Items from an interface collection:
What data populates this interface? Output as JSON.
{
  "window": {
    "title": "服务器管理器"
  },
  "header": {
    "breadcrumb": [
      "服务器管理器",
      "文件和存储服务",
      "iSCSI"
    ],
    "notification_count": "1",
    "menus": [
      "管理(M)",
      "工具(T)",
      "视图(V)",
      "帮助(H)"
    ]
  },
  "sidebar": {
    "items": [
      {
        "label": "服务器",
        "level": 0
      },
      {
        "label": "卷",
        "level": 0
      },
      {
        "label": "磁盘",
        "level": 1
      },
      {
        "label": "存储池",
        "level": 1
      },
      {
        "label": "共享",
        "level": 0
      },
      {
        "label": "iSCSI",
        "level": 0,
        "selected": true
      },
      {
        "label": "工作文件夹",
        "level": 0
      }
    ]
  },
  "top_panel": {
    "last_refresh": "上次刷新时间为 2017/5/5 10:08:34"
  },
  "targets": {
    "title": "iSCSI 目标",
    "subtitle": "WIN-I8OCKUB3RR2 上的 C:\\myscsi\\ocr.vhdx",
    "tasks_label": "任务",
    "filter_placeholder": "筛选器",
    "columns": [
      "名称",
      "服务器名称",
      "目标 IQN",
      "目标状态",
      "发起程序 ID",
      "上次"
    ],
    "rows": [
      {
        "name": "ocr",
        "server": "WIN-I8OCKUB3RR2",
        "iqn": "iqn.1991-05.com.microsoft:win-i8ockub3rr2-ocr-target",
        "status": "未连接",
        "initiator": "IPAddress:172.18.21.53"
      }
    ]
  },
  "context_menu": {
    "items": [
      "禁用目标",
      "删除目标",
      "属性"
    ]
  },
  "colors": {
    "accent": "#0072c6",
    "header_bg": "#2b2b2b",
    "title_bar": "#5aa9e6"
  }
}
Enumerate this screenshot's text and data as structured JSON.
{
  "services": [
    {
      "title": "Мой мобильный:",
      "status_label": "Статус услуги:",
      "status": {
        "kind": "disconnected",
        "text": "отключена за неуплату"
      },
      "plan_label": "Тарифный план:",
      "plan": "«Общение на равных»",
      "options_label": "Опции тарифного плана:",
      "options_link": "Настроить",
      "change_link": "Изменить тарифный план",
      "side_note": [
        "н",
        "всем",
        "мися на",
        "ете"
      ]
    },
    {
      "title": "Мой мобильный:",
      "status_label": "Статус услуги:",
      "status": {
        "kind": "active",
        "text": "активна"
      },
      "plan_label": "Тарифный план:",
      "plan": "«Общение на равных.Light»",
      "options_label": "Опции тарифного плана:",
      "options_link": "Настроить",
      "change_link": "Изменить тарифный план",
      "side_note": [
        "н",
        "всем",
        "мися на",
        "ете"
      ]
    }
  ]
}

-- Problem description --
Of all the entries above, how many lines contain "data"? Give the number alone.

-- Solution --
2